ASSIGNMENT: Among the entries below, count the lines with "icon" in them and state the total without comment.

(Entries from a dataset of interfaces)
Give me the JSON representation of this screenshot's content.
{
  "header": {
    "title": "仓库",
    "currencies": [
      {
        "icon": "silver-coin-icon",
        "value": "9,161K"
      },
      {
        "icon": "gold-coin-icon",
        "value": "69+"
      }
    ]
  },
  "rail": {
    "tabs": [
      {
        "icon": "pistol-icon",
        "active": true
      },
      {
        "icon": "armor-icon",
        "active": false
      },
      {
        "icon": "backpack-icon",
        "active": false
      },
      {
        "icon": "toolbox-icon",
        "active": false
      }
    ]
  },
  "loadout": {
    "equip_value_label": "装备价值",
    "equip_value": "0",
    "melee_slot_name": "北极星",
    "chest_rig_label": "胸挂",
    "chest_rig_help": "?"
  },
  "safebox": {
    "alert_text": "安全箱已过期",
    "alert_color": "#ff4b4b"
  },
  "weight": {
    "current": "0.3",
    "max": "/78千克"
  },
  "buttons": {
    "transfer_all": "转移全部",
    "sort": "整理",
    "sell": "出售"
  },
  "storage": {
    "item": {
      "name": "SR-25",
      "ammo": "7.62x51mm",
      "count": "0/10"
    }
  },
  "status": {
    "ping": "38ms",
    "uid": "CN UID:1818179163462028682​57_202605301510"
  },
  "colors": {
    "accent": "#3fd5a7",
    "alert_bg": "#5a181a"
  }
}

RESULT BELOW: 6